size_of All integer types require the minimum number of bytes for their representation. For example, size_of<intx::U24>() == 3 All integer types have the same size_of as the next biggest Rust built-in integer primitive. For example, size_of<ux::u24>() == size_of<u32>() == 4
align_of All integer types have an alignment of 1. If another alignment is needed it is possible to wrap the integer type in a newtype and enforce another alignment via #[align(N)] All integer types have the same align_of as the next biggest Rust built-in integer primitive. For example align_of<ux::u24>() == align_of<u32> == 4.
Focus Data layout and alignment of packed data structures using integers. Arithmetic operations on non-standard bitwidth integer types.
API Integer types provide a minimal API surface. Mostly From and TryFrom impls between integers and Rust primitives as well as endian-aware byte conversions known from Rust primitives such as to_ne_bytes and from_le_bytes.
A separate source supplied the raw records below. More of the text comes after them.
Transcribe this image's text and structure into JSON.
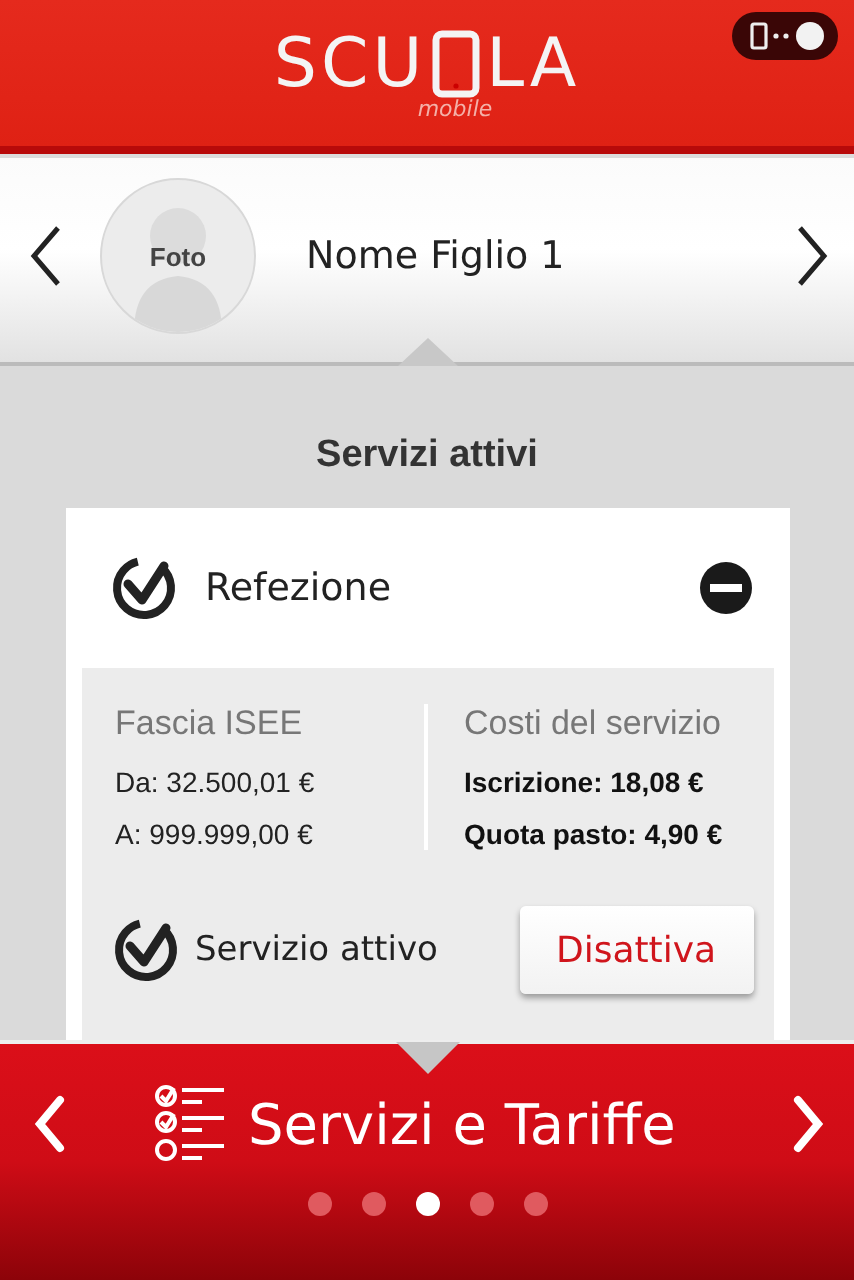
{
  "header": {
    "logo_left": "SCU",
    "logo_right": "LA",
    "logo_sub": "mobile"
  },
  "child": {
    "photo_label": "Foto",
    "name": "Nome Figlio 1"
  },
  "section_title": "Servizi attivi",
  "service": {
    "name": "Refezione",
    "expanded": true,
    "active": true,
    "isee_title": "Fascia ISEE",
    "isee_from": "Da: 32.500,01 €",
    "isee_to": "A: 999.999,00 €",
    "costs_title": "Costi del servizio",
    "cost_lines": [
      "Iscrizione: 18,08 €",
      "Quota pasto: 4,90 €"
    ],
    "status_label": "Servizio attivo",
    "action_button": "Disattiva"
  },
  "bottom_nav": {
    "title": "Servizi e Tariffe",
    "pages": [
      {
        "selected": false
      },
      {
        "selected": false
      },
      {
        "selected": true
      },
      {
        "selected": false
      },
      {
        "selected": false
      }
    ]
  }
}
Integer types try to mimick Rust built-in integer types providing a fair amount of arithmetic operations on them.

Both crates provide rich support for conversions between different integer types and Rust primitives.


Licensed under either of

at your option.


Unless you explicitly state otherwise, any contribution intentionally submitted for inclusion in the work by you, as defined in the Apache-2.0 license, shall be dual licensed as above, without any additional terms or conditions.

No runtime deps